Work to be completed: Your task is to copy each line of the material that includes "name".
*** Information shown ***
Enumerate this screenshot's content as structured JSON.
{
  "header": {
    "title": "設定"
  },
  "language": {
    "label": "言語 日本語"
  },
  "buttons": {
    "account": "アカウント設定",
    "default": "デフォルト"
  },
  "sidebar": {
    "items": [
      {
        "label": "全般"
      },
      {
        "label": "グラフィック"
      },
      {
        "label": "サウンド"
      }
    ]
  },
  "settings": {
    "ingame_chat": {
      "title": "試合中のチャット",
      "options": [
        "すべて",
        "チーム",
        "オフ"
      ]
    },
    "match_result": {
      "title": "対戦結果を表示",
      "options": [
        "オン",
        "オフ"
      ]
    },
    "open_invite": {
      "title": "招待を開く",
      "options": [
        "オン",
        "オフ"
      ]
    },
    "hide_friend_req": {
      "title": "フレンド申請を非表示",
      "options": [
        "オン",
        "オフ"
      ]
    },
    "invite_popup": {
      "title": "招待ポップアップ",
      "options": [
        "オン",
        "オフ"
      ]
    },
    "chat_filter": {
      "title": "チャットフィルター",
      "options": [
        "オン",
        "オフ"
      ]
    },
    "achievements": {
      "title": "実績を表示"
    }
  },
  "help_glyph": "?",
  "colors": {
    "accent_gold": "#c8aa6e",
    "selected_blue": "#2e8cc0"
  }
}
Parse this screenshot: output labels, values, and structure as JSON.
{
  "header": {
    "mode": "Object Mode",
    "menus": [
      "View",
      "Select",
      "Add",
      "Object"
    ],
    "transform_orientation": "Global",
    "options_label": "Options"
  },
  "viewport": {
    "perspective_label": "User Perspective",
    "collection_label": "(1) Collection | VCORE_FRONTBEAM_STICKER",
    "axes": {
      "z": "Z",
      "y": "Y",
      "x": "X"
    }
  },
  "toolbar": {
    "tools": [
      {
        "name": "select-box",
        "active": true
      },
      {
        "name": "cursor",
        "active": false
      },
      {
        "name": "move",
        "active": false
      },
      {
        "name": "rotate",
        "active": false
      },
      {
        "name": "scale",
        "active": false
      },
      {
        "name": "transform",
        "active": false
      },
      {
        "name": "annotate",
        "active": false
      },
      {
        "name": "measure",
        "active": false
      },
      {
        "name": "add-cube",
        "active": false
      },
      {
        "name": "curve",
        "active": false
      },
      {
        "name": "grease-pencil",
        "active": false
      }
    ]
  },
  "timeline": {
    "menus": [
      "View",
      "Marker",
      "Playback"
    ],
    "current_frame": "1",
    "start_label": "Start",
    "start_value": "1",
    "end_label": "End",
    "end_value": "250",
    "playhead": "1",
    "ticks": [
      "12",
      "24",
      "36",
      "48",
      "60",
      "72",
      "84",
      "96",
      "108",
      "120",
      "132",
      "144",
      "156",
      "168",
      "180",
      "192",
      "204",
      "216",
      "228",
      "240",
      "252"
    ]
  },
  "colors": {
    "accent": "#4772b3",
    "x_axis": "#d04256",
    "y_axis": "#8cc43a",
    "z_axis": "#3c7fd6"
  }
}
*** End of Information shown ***
Exercise result:
        "name": "select-box",
        "name": "cursor",
        "name": "move",
        "name": "rotate",
        "name": "scale",
        "name": "transform",
        "name": "annotate",
        "name": "measure",
        "name": "add-cube",
        "name": "curve",
        "name": "grease-pencil",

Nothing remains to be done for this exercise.